Aggressive Nonmelanoma Skin Cancers Often Misdiagnosed
FROM THE ANNUAL CONGRESS OF THE EUROPEAN ACADEMY OF DERMATOLOGY AND VENEREOLOGY
Major Finding: In only 51% of cases was there concordance between the preoperative and the definitive intraoperative diagnosis of a nonmelanoma skin cancer as being of an aggressive or nonaggressive subtype.
Data Source: A retrospective analysis of 513 consecutive patients with biopsy-proven basal or squamous cell carcinoma treated with Mohs micrographic surgery.
Disclosures: Dr. Zeitouni reported having no relevant financial disclosures.
LISBON – Two of 10 nonmelanoma skin cancers are misdiagnosed as being of a nonaggressive tumor subtype at initial biopsy, according to Dr. Nathalie Zeitouni.
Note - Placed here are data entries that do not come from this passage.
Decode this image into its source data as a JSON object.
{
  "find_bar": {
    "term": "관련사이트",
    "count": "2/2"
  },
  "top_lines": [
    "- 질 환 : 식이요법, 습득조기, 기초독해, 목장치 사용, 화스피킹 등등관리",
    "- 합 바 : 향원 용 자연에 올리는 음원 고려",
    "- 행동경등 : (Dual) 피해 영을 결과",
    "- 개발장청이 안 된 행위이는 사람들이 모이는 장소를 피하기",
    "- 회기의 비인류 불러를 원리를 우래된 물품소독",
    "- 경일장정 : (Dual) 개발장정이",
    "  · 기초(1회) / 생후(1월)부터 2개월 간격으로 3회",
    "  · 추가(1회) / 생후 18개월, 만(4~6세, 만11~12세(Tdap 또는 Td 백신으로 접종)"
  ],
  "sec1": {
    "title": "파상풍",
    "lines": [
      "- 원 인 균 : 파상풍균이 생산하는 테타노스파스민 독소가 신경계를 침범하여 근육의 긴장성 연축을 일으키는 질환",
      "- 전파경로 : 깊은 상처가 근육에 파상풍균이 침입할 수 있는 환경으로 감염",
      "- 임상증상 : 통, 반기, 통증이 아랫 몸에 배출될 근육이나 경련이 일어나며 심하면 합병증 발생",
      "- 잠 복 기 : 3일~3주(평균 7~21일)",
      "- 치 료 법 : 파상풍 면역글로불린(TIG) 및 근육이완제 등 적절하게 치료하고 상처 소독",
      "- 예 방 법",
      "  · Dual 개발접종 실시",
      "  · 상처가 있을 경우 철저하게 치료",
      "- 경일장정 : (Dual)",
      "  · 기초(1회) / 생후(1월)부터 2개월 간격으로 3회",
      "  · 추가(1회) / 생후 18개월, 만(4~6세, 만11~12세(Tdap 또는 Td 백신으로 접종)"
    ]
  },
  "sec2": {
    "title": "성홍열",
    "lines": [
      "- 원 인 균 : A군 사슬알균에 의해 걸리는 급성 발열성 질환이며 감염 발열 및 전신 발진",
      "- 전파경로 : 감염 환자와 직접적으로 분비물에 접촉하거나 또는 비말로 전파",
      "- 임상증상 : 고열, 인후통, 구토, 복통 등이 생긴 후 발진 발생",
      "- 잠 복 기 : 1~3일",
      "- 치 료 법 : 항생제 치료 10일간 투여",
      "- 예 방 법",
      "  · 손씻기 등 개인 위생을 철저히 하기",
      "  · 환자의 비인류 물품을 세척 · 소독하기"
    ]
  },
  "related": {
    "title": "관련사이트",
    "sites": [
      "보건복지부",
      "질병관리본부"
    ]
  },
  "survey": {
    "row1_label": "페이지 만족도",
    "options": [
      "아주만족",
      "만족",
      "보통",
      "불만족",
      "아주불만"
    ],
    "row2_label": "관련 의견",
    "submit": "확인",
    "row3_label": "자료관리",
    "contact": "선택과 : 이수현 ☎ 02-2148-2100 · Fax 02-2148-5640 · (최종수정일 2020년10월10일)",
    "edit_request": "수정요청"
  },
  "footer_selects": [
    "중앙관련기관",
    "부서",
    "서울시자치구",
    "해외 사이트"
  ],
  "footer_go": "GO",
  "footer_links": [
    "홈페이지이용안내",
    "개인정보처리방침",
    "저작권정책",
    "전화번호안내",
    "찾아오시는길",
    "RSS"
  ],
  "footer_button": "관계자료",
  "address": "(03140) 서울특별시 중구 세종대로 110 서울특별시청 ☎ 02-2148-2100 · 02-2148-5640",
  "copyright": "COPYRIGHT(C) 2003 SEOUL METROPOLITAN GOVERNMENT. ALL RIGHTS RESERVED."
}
This raises concern that a substantial number of biopsied squamous and basal cell carcinomas are being treated suboptimally, Dr. Zeitouni said at the congress.
She presented a consecutive series of 513 patients referred for Mohs micrographic surgery for biopsy-proven BCC or SCC. Based upon routine Mohs intraoperative evaluation of all histologic tumor layers, 21.1% of the cancers were of aggressive subtypes that went undiagnosed on initial biopsy.
Aggressive subtypes of nonmelanoma skin cancer include basosquamous carcinoma, invasive SCC, and morpheaform, infiltrating, keratinizing, and micronodular BCC. Nonaggressive subtypes include follicular, nodular, adenoid cystic, and superficial BCC, as well as SCC in situ, according to Dr. Zeitouni, chief of dermatologic surgery at the Roswell Park Cancer Institute, Buffalo, N.Y.
In only 51% of cases was there concordance between the preoperative and the definitive intraoperative diagnosis of a nonmelanoma skin cancer as being of an aggressive or nonaggressive subtype.
In 21% of cases the intraoperative evaluation showed no residual tumor present, only scar. In 5.5% of cases, intraoperative histologic tumor layer evaluation resulted in downgrading of the nonmelanoma skin cancer from an aggressive to a nonaggressive subtype.
Dr. Zeitouni stressed that dermatologists need to have a low threshold for suspecting that a nonmelanoma skin cancer is of an undiagnosed aggressive subtype. If the lesion is clinically atypical or it responds poorly to standard excision or simple destructive measures, that possibility becomes distinctly more likely. Aggressive subtypes, she added, are best managed by Mohs surgery.
She said she had no relevant financial disclosures.